Methods: Costs of treating PCL injuries nonoperatively and for both single-bundle (SB) and double-bundle (DB) reconstruction were estimated. These costs were translated into equivalent quality-adjusted life years (QALY) given a threshold value of Euro (€) 70,000 per QALY. Expected gain in knee osteoarthritis outcome score (KOOS) quality of life (QoL) following surgery based on KOOS data from 112 patients was used as a basis for calculating the cost efficiency ratio.
Results: The average calculated cost of nonoperative treatment was €3382. Incremental cost for SB PCLR was €8585 (154%) and another increment of €5220 (61%) for DB PCLR using numbers from a European hospital. This is equivalent to increments of 0.074 (SB) and another 0.075 (DB) QALYs given the €70,000 threshold. For DB to be as cost efficient as SB reconstruction, the incremental gain in KOOS QoL has to be at the same level as for SB reconstruction compared to nonoperative treatment.

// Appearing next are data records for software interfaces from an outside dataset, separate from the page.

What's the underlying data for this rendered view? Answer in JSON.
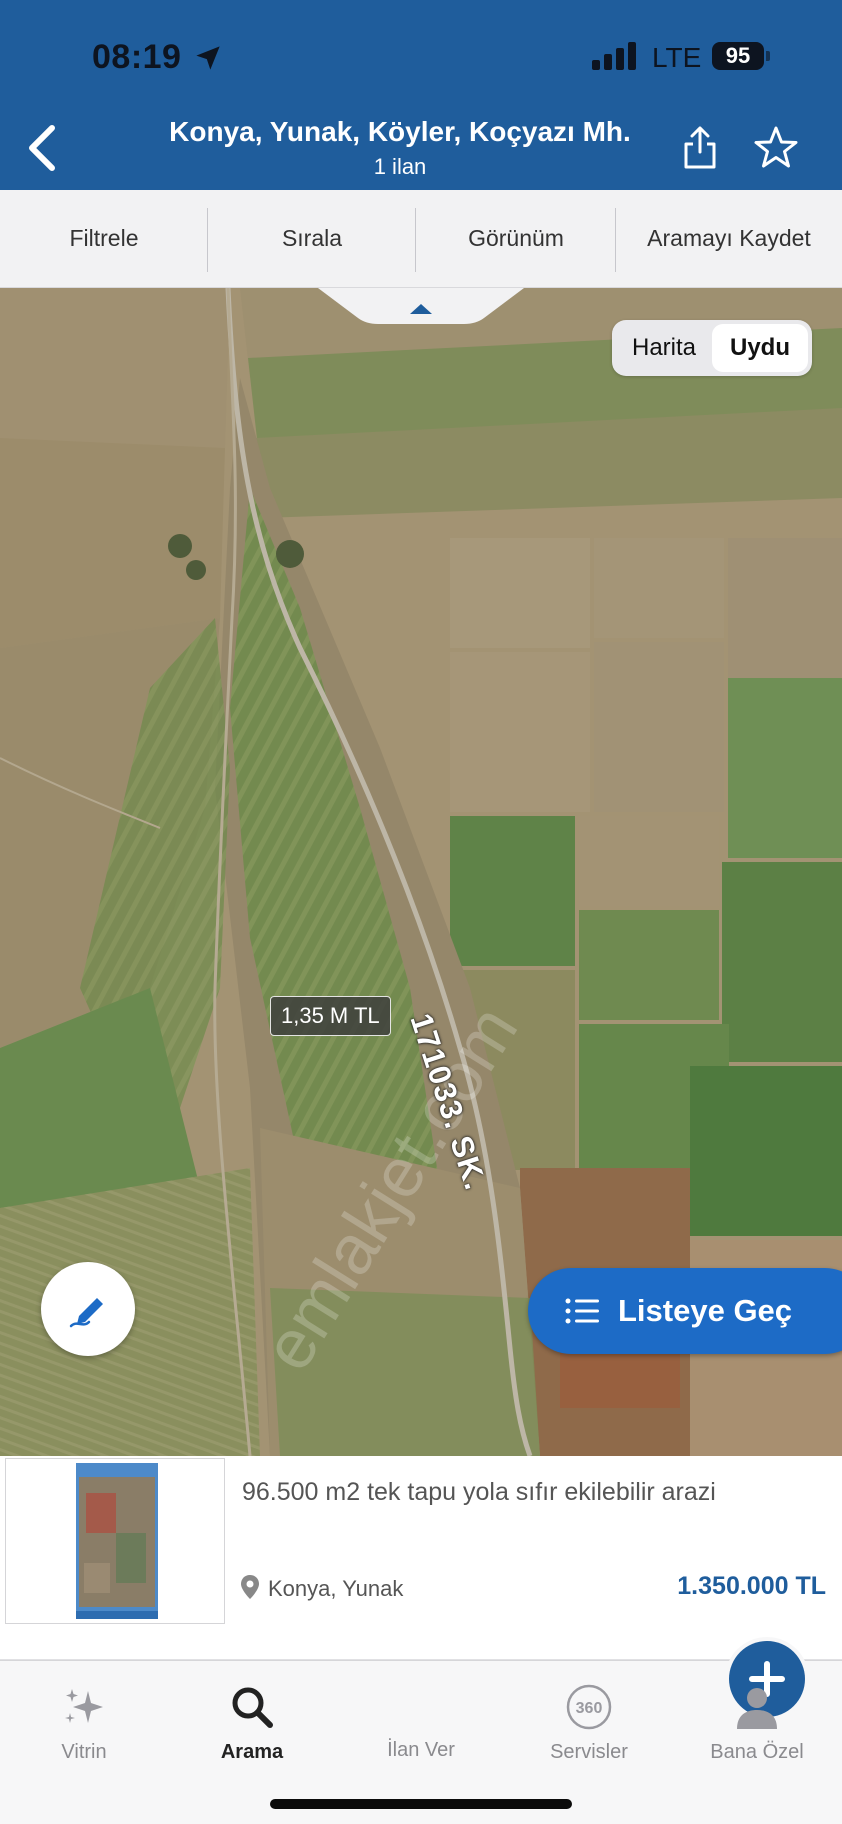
{
  "status_bar": {
    "time": "08:19",
    "network": "LTE",
    "battery": "95"
  },
  "header": {
    "title": "Konya, Yunak, Köyler, Koçyazı Mh.",
    "subtitle": "1 ilan",
    "icons": [
      "chevron-left-icon",
      "share-icon",
      "star-icon"
    ]
  },
  "toolbar": {
    "items": [
      "Filtrele",
      "Sırala",
      "Görünüm",
      "Aramayı Kaydet"
    ]
  },
  "map": {
    "mode_options": [
      "Harita",
      "Uydu"
    ],
    "selected_mode": "Uydu",
    "price_pin": "1,35 M TL",
    "street_label": "171033. SK.",
    "watermark": "emlakjet.com",
    "draw_button_icon": "pencil-draw-icon",
    "list_button": "Listeye Geç"
  },
  "listing": {
    "title": "96.500 m2 tek tapu yola sıfır ekilebilir arazi",
    "location": "Konya, Yunak",
    "price": "1.350.000 TL"
  },
  "tabbar": {
    "items": [
      {
        "label": "Vitrin",
        "icon": "sparkle-icon"
      },
      {
        "label": "Arama",
        "icon": "search-icon"
      },
      {
        "label": "İlan Ver",
        "icon": "plus-icon"
      },
      {
        "label": "Servisler",
        "icon": "360-icon"
      },
      {
        "label": "Bana Özel",
        "icon": "user-icon"
      }
    ],
    "active": "Arama"
  },
  "colors": {
    "brand_blue": "#1f5d9c",
    "button_blue": "#1d6bc6",
    "price_blue": "#1f5d9c"
  }
}
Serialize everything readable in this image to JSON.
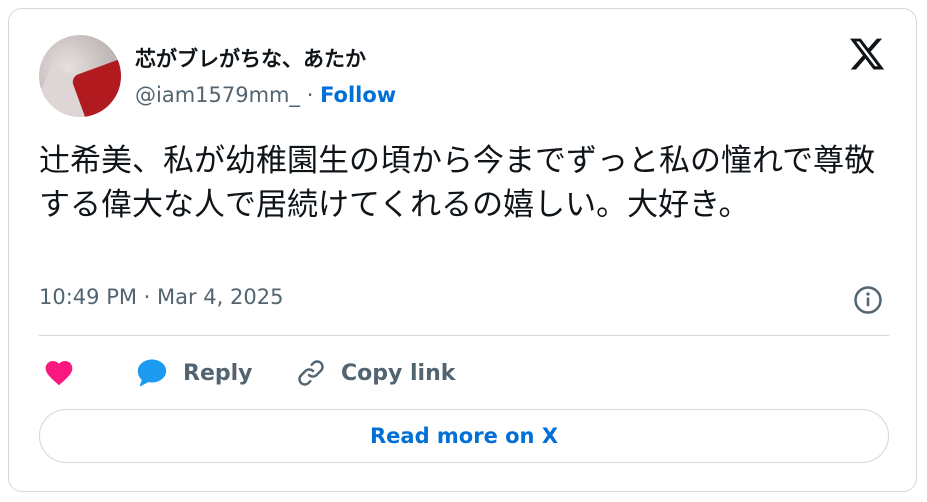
{
  "user": {
    "display_name": "芯がブレがちな、あたか",
    "handle": "@iam1579mm_",
    "separator": " · ",
    "follow_label": "Follow"
  },
  "tweet": {
    "text": "辻希美、私が幼稚園生の頃から今までずっと私の憧れで尊敬する偉大な人で居続けてくれるの嬉しい。大好き。",
    "timestamp": "10:49 PM · Mar 4, 2025"
  },
  "actions": {
    "reply_label": "Reply",
    "copy_link_label": "Copy link"
  },
  "footer": {
    "read_more_label": "Read more on X"
  },
  "colors": {
    "like": "#f91880",
    "reply": "#1d9bf0",
    "link_blue": "#006fd6",
    "muted": "#536471",
    "text": "#0f1419",
    "border": "#cfd9de"
  },
  "icons": [
    "heart-icon",
    "speech-bubble-icon",
    "link-icon",
    "x-logo-icon",
    "info-icon"
  ]
}
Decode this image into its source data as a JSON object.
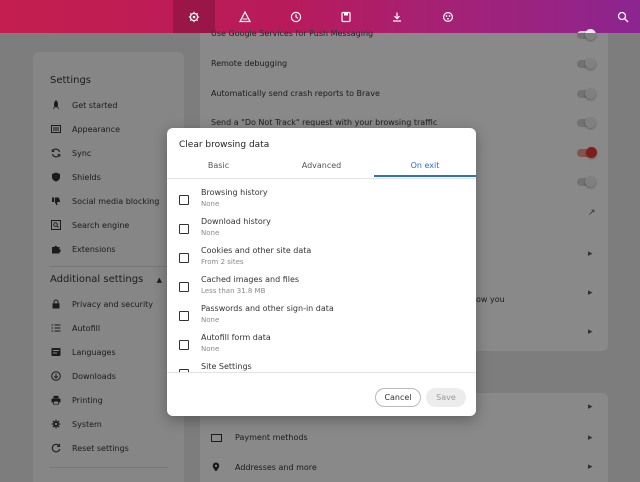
{
  "toolbar": {
    "icons": [
      "settings-icon",
      "shields-icon",
      "history-icon",
      "bookmarks-icon",
      "downloads-icon",
      "extensions-icon",
      "search-icon"
    ],
    "accent_gradient": [
      "#c41e4f",
      "#8c2590"
    ]
  },
  "sidebar": {
    "title": "Settings",
    "items": [
      {
        "label": "Get started",
        "icon": "rocket-icon"
      },
      {
        "label": "Appearance",
        "icon": "appearance-icon"
      },
      {
        "label": "Sync",
        "icon": "sync-icon"
      },
      {
        "label": "Shields",
        "icon": "shield-icon"
      },
      {
        "label": "Social media blocking",
        "icon": "thumbs-down-icon"
      },
      {
        "label": "Search engine",
        "icon": "search-engine-icon"
      },
      {
        "label": "Extensions",
        "icon": "puzzle-icon"
      }
    ],
    "advanced_title": "Additional settings",
    "advanced_items": [
      {
        "label": "Privacy and security",
        "icon": "lock-icon"
      },
      {
        "label": "Autofill",
        "icon": "autofill-icon"
      },
      {
        "label": "Languages",
        "icon": "languages-icon"
      },
      {
        "label": "Downloads",
        "icon": "download-icon"
      },
      {
        "label": "Printing",
        "icon": "printer-icon"
      },
      {
        "label": "System",
        "icon": "system-icon"
      },
      {
        "label": "Reset settings",
        "icon": "reset-icon"
      }
    ]
  },
  "main": {
    "rows": [
      {
        "label": "Use Google Services for Push Messaging",
        "control": "toggle",
        "on": false
      },
      {
        "label": "Remote debugging",
        "control": "toggle",
        "on": false
      },
      {
        "label": "Automatically send crash reports to Brave",
        "control": "toggle",
        "on": false
      },
      {
        "label": "Send a \"Do Not Track\" request with your browsing traffic",
        "control": "toggle",
        "on": false
      }
    ],
    "partial_text": "ow you",
    "lower_rows": [
      {
        "label": "Payment methods",
        "icon": "card-icon"
      },
      {
        "label": "Addresses and more",
        "icon": "location-icon"
      }
    ]
  },
  "dialog": {
    "title": "Clear browsing data",
    "tabs": [
      "Basic",
      "Advanced",
      "On exit"
    ],
    "active_tab": "On exit",
    "items": [
      {
        "title": "Browsing history",
        "sub": "None",
        "checked": false
      },
      {
        "title": "Download history",
        "sub": "None",
        "checked": false
      },
      {
        "title": "Cookies and other site data",
        "sub": "From 2 sites",
        "checked": false
      },
      {
        "title": "Cached images and files",
        "sub": "Less than 31.8 MB",
        "checked": false
      },
      {
        "title": "Passwords and other sign-in data",
        "sub": "None",
        "checked": false
      },
      {
        "title": "Autofill form data",
        "sub": "None",
        "checked": false
      },
      {
        "title": "Site Settings",
        "sub": "",
        "checked": false
      }
    ],
    "cancel_label": "Cancel",
    "save_label": "Save",
    "accent": "#2a6fc9"
  }
}
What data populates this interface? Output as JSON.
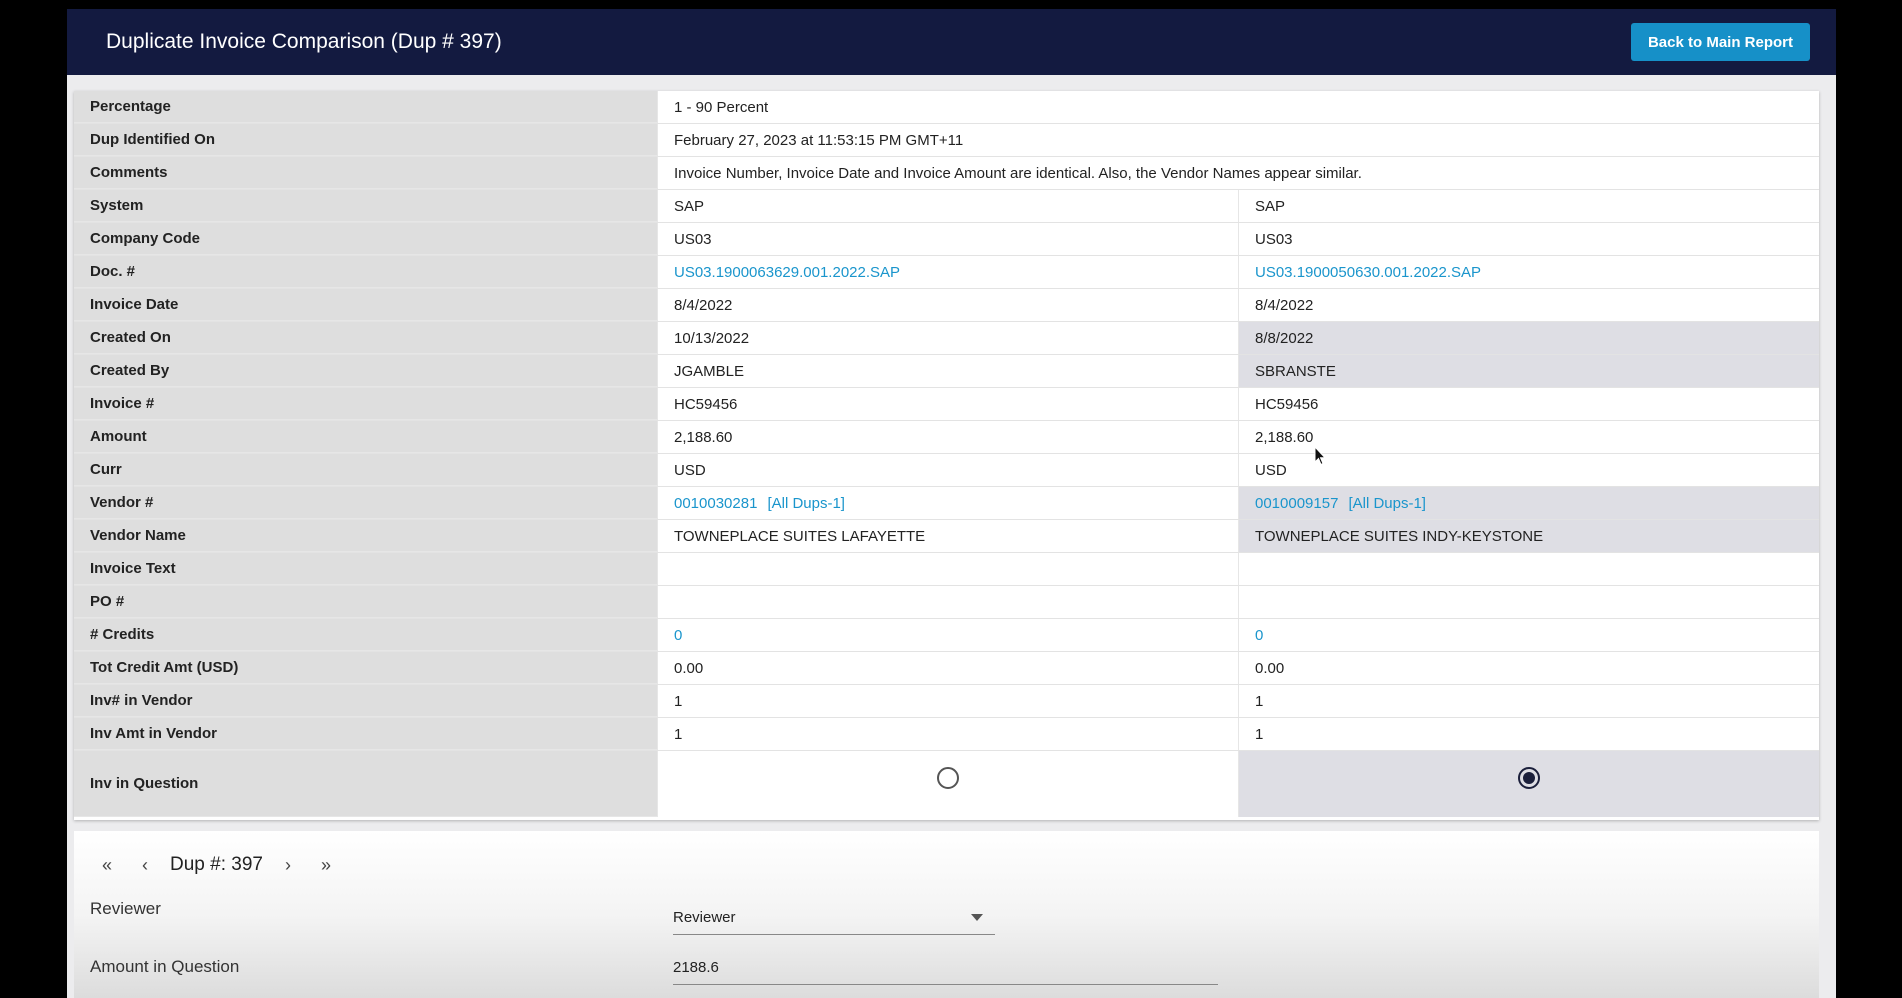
{
  "header": {
    "title": "Duplicate Invoice Comparison (Dup # 397)",
    "back_label": "Back to Main Report"
  },
  "rows": {
    "percentage": {
      "label": "Percentage",
      "value": "1 - 90 Percent"
    },
    "dup_identified": {
      "label": "Dup Identified On",
      "value": "February 27, 2023 at 11:53:15 PM GMT+11"
    },
    "comments": {
      "label": "Comments",
      "value": "Invoice Number, Invoice Date and Invoice Amount are identical. Also, the Vendor Names appear similar."
    },
    "system": {
      "label": "System",
      "a": "SAP",
      "b": "SAP"
    },
    "company_code": {
      "label": "Company Code",
      "a": "US03",
      "b": "US03"
    },
    "doc_no": {
      "label": "Doc. #",
      "a": "US03.1900063629.001.2022.SAP",
      "b": "US03.1900050630.001.2022.SAP"
    },
    "invoice_date": {
      "label": "Invoice Date",
      "a": "8/4/2022",
      "b": "8/4/2022"
    },
    "created_on": {
      "label": "Created On",
      "a": "10/13/2022",
      "b": "8/8/2022"
    },
    "created_by": {
      "label": "Created By",
      "a": "JGAMBLE",
      "b": "SBRANSTE"
    },
    "invoice_no": {
      "label": "Invoice #",
      "a": "HC59456",
      "b": "HC59456"
    },
    "amount": {
      "label": "Amount",
      "a": "2,188.60",
      "b": "2,188.60"
    },
    "curr": {
      "label": "Curr",
      "a": "USD",
      "b": "USD"
    },
    "vendor_no": {
      "label": "Vendor #",
      "a": "0010030281",
      "a_dups": "[All Dups-1]",
      "b": "0010009157",
      "b_dups": "[All Dups-1]"
    },
    "vendor_name": {
      "label": "Vendor Name",
      "a": "TOWNEPLACE SUITES LAFAYETTE",
      "b": "TOWNEPLACE SUITES INDY-KEYSTONE"
    },
    "invoice_text": {
      "label": "Invoice Text",
      "a": "",
      "b": ""
    },
    "po_no": {
      "label": "PO #",
      "a": "",
      "b": ""
    },
    "credits": {
      "label": "# Credits",
      "a": "0",
      "b": "0"
    },
    "tot_credit": {
      "label": "Tot Credit Amt (USD)",
      "a": "0.00",
      "b": "0.00"
    },
    "inv_in_vendor": {
      "label": "Inv# in Vendor",
      "a": "1",
      "b": "1"
    },
    "inv_amt_vendor": {
      "label": "Inv Amt in Vendor",
      "a": "1",
      "b": "1"
    },
    "inv_in_question": {
      "label": "Inv in Question",
      "a_selected": false,
      "b_selected": true
    }
  },
  "pager": {
    "first": "«",
    "prev": "‹",
    "label": "Dup #: 397",
    "next": "›",
    "last": "»"
  },
  "form": {
    "reviewer_label": "Reviewer",
    "reviewer_value": "Reviewer",
    "amount_label": "Amount in Question",
    "amount_value": "2188.6"
  },
  "colors": {
    "header_bg": "#131a40",
    "accent": "#1690c8",
    "link": "#1a95cc",
    "highlight": "#dedee4"
  }
}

Conclusion: Though surgical reconstruction adds a substantial cost to nonoperative treatment alone, it can be considered cost-effective. Double-bundle reconstruction is less cost efficient than SB reconstruction, but should probably still be considered the treatment of choice for certain patient categories. Randomized controlled trials looking at outcome following nonoperative, SB and DB PCL reconstruction are needed. The clinical relevance of this is that surgical reconstruction of PCL injuries is a cost-efficient treatment alternative in patients with an isolated PCL injury. This finding should be taken into consideration when deciding on how to treat these injuries.
Level of evidence: III.
Keywords: Cost of treatment of PCL injury; Health economics; Knee; Knee ligament; Knee registries; Posterior cruciate ligament.